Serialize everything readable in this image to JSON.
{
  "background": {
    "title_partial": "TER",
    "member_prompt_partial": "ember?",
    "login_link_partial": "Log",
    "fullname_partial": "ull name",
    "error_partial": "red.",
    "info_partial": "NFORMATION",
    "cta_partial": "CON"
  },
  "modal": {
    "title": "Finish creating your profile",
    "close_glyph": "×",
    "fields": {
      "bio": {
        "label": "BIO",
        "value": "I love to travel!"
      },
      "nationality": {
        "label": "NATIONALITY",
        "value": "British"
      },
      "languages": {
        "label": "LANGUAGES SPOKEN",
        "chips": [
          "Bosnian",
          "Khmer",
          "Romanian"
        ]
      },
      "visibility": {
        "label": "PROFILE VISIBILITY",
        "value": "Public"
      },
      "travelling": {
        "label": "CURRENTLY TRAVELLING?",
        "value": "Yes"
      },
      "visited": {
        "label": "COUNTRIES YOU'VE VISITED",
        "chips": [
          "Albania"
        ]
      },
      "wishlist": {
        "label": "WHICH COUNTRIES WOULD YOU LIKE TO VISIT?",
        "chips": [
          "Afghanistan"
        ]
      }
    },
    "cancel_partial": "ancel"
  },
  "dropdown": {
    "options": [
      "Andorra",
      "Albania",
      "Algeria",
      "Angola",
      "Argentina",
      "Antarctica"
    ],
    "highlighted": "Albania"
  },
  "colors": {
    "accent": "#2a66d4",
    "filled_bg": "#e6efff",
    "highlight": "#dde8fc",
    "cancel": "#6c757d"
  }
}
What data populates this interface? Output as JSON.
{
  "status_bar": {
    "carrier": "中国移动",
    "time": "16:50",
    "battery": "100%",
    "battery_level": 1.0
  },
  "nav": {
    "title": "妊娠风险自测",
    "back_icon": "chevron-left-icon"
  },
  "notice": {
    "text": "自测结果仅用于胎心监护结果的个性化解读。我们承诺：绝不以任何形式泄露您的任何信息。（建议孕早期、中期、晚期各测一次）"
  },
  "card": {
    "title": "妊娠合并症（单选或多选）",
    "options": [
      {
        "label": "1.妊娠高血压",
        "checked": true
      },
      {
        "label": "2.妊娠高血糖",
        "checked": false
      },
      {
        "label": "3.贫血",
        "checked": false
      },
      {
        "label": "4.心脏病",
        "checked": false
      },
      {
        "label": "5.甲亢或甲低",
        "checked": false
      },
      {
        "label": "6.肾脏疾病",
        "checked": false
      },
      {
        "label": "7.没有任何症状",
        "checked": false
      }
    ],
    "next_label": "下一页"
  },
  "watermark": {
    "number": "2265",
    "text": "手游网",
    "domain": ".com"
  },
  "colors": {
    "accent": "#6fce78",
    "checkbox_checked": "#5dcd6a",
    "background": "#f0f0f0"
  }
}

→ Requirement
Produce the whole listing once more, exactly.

→ Result for this exercise
Serialize everything readable in this image to JSON.
{
  "background": {
    "title_partial": "TER",
    "member_prompt_partial": "ember?",
    "login_link_partial": "Log",
    "fullname_partial": "ull name",
    "error_partial": "red.",
    "info_partial": "NFORMATION",
    "cta_partial": "CON"
  },
  "modal": {
    "title": "Finish creating your profile",
    "close_glyph": "×",
    "fields": {
      "bio": {
        "label": "BIO",
        "value": "I love to travel!"
      },
      "nationality": {
        "label": "NATIONALITY",
        "value": "British"
      },
      "languages": {
        "label": "LANGUAGES SPOKEN",
        "chips": [
          "Bosnian",
          "Khmer",
          "Romanian"
        ]
      },
      "visibility": {
        "label": "PROFILE VISIBILITY",
        "value": "Public"
      },
      "travelling": {
        "label": "CURRENTLY TRAVELLING?",
        "value": "Yes"
      },
      "visited": {
        "label": "COUNTRIES YOU'VE VISITED",
        "chips": [
          "Albania"
        ]
      },
      "wishlist": {
        "label": "WHICH COUNTRIES WOULD YOU LIKE TO VISIT?",
        "chips": [
          "Afghanistan"
        ]
      }
    },
    "cancel_partial": "ancel"
  },
  "dropdown": {
    "options": [
      "Andorra",
      "Albania",
      "Algeria",
      "Angola",
      "Argentina",
      "Antarctica"
    ],
    "highlighted": "Albania"
  },
  "colors": {
    "accent": "#2a66d4",
    "filled_bg": "#e6efff",
    "highlight": "#dde8fc",
    "cancel": "#6c757d"
  }
}
What data populates this interface? Output as JSON.
{
  "status_bar": {
    "carrier": "中国移动",
    "time": "16:50",
    "battery": "100%",
    "battery_level": 1.0
  },
  "nav": {
    "title": "妊娠风险自测",
    "back_icon": "chevron-left-icon"
  },
  "notice": {
    "text": "自测结果仅用于胎心监护结果的个性化解读。我们承诺：绝不以任何形式泄露您的任何信息。（建议孕早期、中期、晚期各测一次）"
  },
  "card": {
    "title": "妊娠合并症（单选或多选）",
    "options": [
      {
        "label": "1.妊娠高血压",
        "checked": true
      },
      {
        "label": "2.妊娠高血糖",
        "checked": false
      },
      {
        "label": "3.贫血",
        "checked": false
      },
      {
        "label": "4.心脏病",
        "checked": false
      },
      {
        "label": "5.甲亢或甲低",
        "checked": false
      },
      {
        "label": "6.肾脏疾病",
        "checked": false
      },
      {
        "label": "7.没有任何症状",
        "checked": false
      }
    ],
    "next_label": "下一页"
  },
  "watermark": {
    "number": "2265",
    "text": "手游网",
    "domain": ".com"
  },
  "colors": {
    "accent": "#6fce78",
    "checkbox_checked": "#5dcd6a",
    "background": "#f0f0f0"
  }
}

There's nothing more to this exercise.